Nik Nanos is The Globe and Mail's pollster and chairman of Nanos Research.
The current conversation about Canadian values and immigration triggered by Conservative leadership candidate Kellie Leitch could be seen as a fight for the heart of the Conservative tribe in Canada. The debate represents both an opportunity for the Tories to remake themselves and a dangerous risk that the party may ultimately be cast into the political wilderness.
There are a number of cautionary observations one should take to heart.
First, whether you loved or did not love Stephen Harper, the core of his winning franchise as the leader of the Conservatives was to advance the Tories as the best managers of tax dollars and as the party that believed in less government.
The base was predicated on the common values held by former Reformers and former Progressive Conservatives – that they could agree on the importance of fiscal prudence of the state and focus on the economy. That being the base, engaging on social issues and issues related to ethnicity was not a core political driver but an additional element to bring the Conservatives into winning and majority territory on election day.
The key takeaway was that with a base of voters committed to the economy, Mr. Harper and his team reached out to a diversity of ethnic and cultural groups, which helped him form his winning coalition. His most successful election in 2011 was where he activated both fiscal conservatives and new Canadians.
The caution for the Conservatives is that a leadership bid focused on issues of race, ethnicity and what makes for a Canadian misses the point of what Canadians usually associate with the Conservatives – controlling taxes, smaller government and working to create jobs. This is akin to McDonald's taking hamburgers off the menu and focusing on salads. Salads are not part of its core promise to customers. The risk for the Conservatives is that a leadership race not focused on the economy vacates the issues playing field and cedes a strategic advantage to the Liberals.
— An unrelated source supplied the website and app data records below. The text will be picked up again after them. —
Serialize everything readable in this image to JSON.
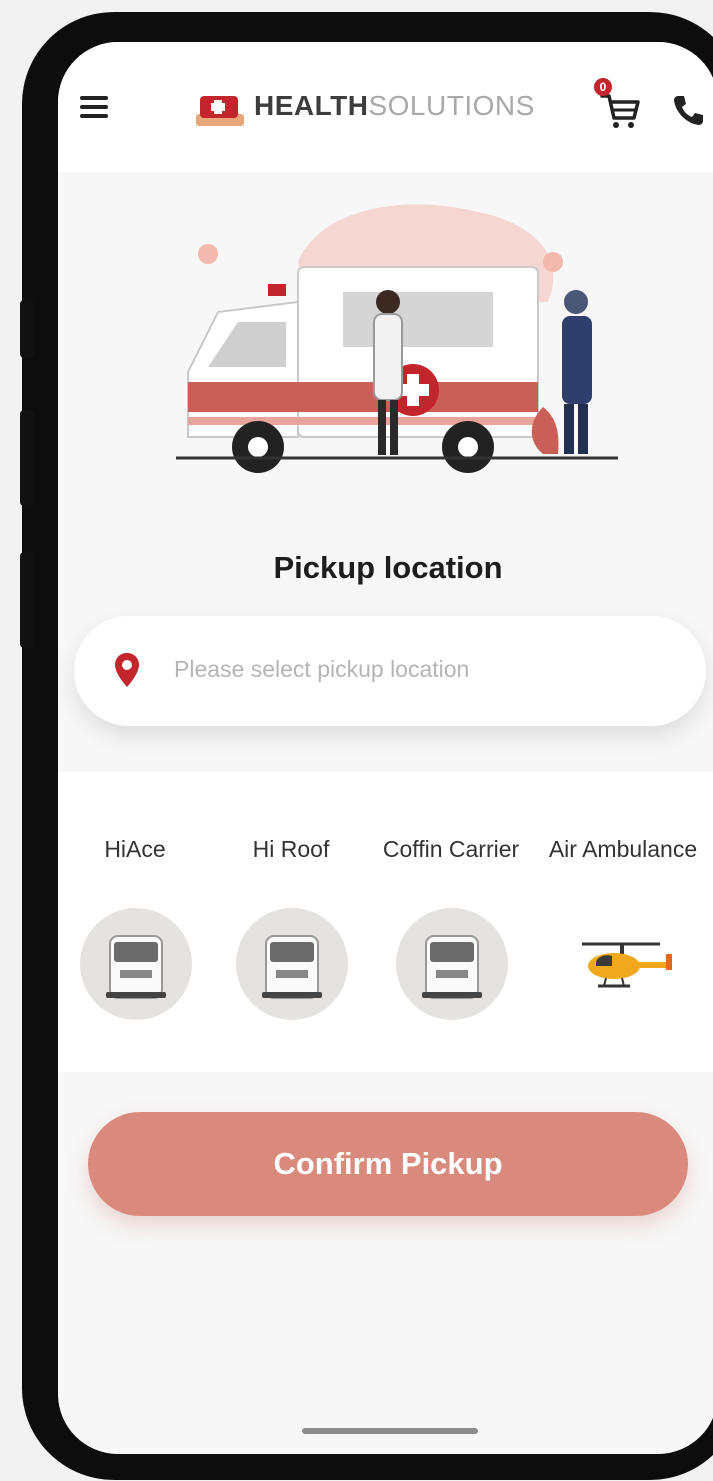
{
  "header": {
    "logo_bold": "HEALTH",
    "logo_light": "SOLUTIONS",
    "cart_count": "0"
  },
  "pickup": {
    "title": "Pickup location",
    "placeholder": "Please select pickup location"
  },
  "vehicles": [
    {
      "label": "HiAce",
      "icon": "van-icon"
    },
    {
      "label": "Hi Roof",
      "icon": "van-icon"
    },
    {
      "label": "Coffin Carrier",
      "icon": "van-icon"
    },
    {
      "label": "Air Ambulance",
      "icon": "helicopter-icon"
    }
  ],
  "actions": {
    "confirm_label": "Confirm Pickup"
  },
  "colors": {
    "accent": "#d98a7c",
    "brand_red": "#c2252b",
    "background": "#f7f7f7"
  }
}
The second cautionary observation relates to the unravelling of the winning Conservative coalition. The Harper Tories sought to win elections without significant support from Quebec and wanted to reshape Canada as a two-party state with the Conservatives as one of the two parties. Mr. Harper was successful at winning elections without major support from Quebec. The twist is that the Liberals have become closer to realizing a two-party state, as they squeezed out the New Democrats last year to sweep up the progressive vote in Canada.
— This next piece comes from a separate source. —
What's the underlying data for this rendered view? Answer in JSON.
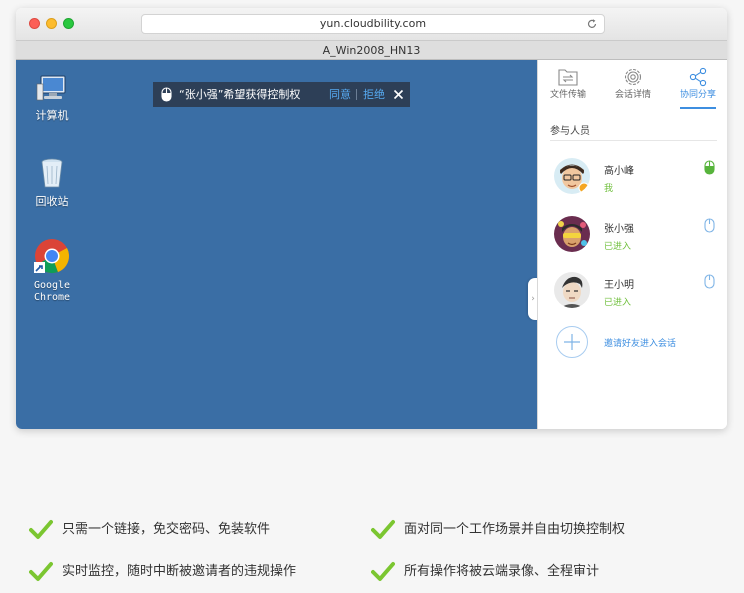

A contentious leadership race dividing Progressive Conservatives from Reform Conservatives over identity politics could unravel the coalition that kept the Conservatives in power for almost a decade. Before the party can have a hope of challenging the Liberals, the Conservatives must first be united.
One could argue that the unravelling of the Conservative winning alliance happened in the 2015 federal election. As soon as Mr. Harper lost the advantage on economic stewardship, his veering into identity politics with snitch lines for barbaric cultural practices snapped the Conservative advantage.
Some polls may suggest that today's Conservatives are okay with identity politics, but the reality is that Conservative support today only sits at one in four Canadians – a far cry from the Tory glory days under Mr. Harper. To say Conservatives are okay with identity politics today is to say that what is left of the Conservative coalition in the wake of defeat and setback is in truth okay with identity politics.
Perhaps the lesson is that if a party veers away from its strength, it risks voter abandonment and even potential division in the long run.